* _YOUR ASSIGNMENT_
Please write out the data below once more, exactly as it stands.

* _DATA EXTRACTS_
────────────────────────────────────────

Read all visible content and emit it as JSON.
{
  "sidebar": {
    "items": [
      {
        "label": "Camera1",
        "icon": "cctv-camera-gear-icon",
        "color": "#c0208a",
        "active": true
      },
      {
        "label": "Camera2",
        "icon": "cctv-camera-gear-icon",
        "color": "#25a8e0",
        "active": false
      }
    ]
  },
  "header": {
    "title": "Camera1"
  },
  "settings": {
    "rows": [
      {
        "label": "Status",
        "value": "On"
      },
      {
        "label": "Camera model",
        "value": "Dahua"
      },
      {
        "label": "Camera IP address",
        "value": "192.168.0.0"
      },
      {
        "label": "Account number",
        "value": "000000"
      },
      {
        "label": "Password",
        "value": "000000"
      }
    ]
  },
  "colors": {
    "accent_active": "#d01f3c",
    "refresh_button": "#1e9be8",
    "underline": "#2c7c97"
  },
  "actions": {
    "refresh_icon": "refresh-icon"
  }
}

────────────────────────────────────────

* _TASK RESPONSE_
Read all visible content and emit it as JSON.
{
  "sidebar": {
    "items": [
      {
        "label": "Camera1",
        "icon": "cctv-camera-gear-icon",
        "color": "#c0208a",
        "active": true
      },
      {
        "label": "Camera2",
        "icon": "cctv-camera-gear-icon",
        "color": "#25a8e0",
        "active": false
      }
    ]
  },
  "header": {
    "title": "Camera1"
  },
  "settings": {
    "rows": [
      {
        "label": "Status",
        "value": "On"
      },
      {
        "label": "Camera model",
        "value": "Dahua"
      },
      {
        "label": "Camera IP address",
        "value": "192.168.0.0"
      },
      {
        "label": "Account number",
        "value": "000000"
      },
      {
        "label": "Password",
        "value": "000000"
      }
    ]
  },
  "colors": {
    "accent_active": "#d01f3c",
    "refresh_button": "#1e9be8",
    "underline": "#2c7c97"
  },
  "actions": {
    "refresh_icon": "refresh-icon"
  }
}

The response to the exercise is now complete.